…and they have the seals and signatures on file to prove that, dammit.

All the terminology and practices reflect this. There’s no tax, for example, because the governance literally does not have the power to tax. All it can do is charge a Service Fee, and that service fee is strictly defined in the contract.
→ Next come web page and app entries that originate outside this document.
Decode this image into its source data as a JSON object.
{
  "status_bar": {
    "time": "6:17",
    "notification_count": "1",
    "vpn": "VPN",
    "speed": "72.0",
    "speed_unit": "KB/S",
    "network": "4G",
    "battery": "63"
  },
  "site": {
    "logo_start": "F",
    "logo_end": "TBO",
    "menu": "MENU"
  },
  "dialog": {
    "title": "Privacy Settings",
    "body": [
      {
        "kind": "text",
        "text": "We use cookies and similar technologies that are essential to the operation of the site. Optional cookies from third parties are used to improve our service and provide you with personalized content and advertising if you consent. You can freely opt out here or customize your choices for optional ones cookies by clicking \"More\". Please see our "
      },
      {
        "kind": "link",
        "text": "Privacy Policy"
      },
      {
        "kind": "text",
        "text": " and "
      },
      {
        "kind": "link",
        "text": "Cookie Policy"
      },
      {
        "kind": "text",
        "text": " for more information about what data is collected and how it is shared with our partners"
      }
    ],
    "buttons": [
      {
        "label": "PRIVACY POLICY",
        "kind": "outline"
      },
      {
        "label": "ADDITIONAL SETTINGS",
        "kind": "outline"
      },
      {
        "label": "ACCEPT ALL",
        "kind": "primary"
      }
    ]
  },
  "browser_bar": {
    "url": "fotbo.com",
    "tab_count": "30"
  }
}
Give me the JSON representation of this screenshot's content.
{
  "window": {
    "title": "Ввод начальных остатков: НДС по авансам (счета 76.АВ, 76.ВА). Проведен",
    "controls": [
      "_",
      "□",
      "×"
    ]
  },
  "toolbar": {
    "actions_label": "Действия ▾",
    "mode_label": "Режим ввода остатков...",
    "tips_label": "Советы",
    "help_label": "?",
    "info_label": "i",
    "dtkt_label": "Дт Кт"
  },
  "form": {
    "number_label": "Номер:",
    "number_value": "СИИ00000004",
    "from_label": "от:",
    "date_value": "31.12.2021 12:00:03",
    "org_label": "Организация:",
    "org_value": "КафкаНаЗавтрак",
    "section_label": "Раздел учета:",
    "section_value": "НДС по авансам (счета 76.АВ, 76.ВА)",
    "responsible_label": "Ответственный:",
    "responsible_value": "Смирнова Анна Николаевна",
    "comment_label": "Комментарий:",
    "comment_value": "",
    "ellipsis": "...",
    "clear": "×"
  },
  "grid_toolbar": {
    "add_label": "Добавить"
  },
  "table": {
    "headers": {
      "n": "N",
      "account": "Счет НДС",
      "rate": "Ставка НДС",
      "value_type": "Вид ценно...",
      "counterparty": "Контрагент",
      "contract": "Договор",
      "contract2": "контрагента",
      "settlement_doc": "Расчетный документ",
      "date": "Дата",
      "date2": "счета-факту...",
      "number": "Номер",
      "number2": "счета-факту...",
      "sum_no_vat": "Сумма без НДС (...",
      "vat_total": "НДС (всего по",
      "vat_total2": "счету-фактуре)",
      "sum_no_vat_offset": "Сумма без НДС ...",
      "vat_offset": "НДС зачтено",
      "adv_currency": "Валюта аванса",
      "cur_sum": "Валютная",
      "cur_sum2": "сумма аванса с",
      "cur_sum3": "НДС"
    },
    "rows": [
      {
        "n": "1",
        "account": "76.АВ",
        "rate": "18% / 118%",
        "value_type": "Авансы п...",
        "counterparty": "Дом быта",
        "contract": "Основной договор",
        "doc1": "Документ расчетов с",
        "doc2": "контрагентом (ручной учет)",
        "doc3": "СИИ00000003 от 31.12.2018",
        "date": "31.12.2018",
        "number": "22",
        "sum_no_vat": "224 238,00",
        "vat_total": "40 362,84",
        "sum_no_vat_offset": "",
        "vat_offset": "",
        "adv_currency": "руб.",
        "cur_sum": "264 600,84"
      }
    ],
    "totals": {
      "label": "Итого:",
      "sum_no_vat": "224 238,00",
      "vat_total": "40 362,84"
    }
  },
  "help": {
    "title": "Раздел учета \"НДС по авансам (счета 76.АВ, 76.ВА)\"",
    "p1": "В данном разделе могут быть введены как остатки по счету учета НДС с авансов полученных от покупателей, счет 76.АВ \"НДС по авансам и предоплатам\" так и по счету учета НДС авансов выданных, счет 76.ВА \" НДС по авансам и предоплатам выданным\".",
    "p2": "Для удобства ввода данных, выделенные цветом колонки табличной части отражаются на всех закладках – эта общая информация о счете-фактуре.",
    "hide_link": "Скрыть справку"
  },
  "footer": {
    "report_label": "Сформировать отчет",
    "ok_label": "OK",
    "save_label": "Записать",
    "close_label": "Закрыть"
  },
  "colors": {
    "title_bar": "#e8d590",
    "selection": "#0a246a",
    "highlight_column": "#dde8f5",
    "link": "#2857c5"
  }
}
And if you don’t pay, it’s not some special criminal offense of “tax evasion” with all manner of special investigatory powers and punishments attached; it’s plain old breach of contract.

Privately owned enough for you?

Very, Very Small States

“The Microstatic Commission is the Impies’ bad joke at the expense of the rest of us.  You don’t really think they care about thousands of tiny freeholds, do you?  It’s just another means they use to defeat anyone’s attempt to build real institutions and real stability in the Worlds, in the same way as they use the bully pulpit of their Presidium seat to defeat any attempts to give the Conclave some teeth.”

“They encumber the Accord with hundreds, at least, of insignificant delegations – and at the same time, by forcing their recognition and permitting them to equip themselves with military-grade weaponry, they hamstring any actual polity’s attempt to deal with separatist movements, money laundering, tax havens, smuggling, data havens, citizenships-of-convenience, and the other various violations of sophont rights that come along with permitting this promiscuous multiplication of sovereignties by anyone who can get a ship out beyond claimed volumes!”

– Ambassador Sev Mal Criol, League of Meridian

“The Imperials certainly do have their own reasons for propping up the Microstatic Commission and thereby all we free drifts and small freesoil worlds.  I’ve never believed otherwise – for myself, I think they do find us useful in their ideological competition with the centralizing factions in the Accord – and I doubt very much any of my colleagues are naïve enough to do so either.  But they don’t require that we agree with them, vote with them, fight with them, or trade with them – or, indeed, apparently do anything but exist – in exchange for lending the weight of their credence to our sovereignty, and so we don’t really care what those reasons are.”

“As long as they don’t change, anyway.  But for centuries past and for now, it’s helped keep us free and independent of the polities we abandoned and old-school imperialists like Sev Mal’s League, and that’s good enough for me.”

– Ambassador Restal ni Korat an Aiym, Autarchic Habitat of Koesnrat (pop. 47)

“Well, of course we have our own reasons, but they’re hardly as cynical as even Ambassador ni Korat an Aiym implies.  Just because it is a matter of ideology doesn’t mean that it’s not sincere – and I will ask you the same question I would ask any of the challengers of the Microstatic Commission’s members’ rights.  How many does it take to be considered sovereign?  A hundred, a thousand, a million?  A billion?  Why not a trillion, while we’re setting thresholds, and throw quite a few of the loudest complainers out of the Accord?”

“We maintain that this number is one – as our own constitutional arrangements would imply to anyone who studied them – because no larger kind of sovereignty existed until this one, and that one, and those other ones, came together to make them with their own powers.  And should some thousands, or some hundreds, or some tens, or even one alone choose to exercise it themselves, we’ll support them in that.  As a matter of principle.”

– Presiding Minister Calis Corith-ith-Corith, Empire of the Star

“All of these are true.”

– ‘Victoria Diarch’, pseudonymous extranet pundit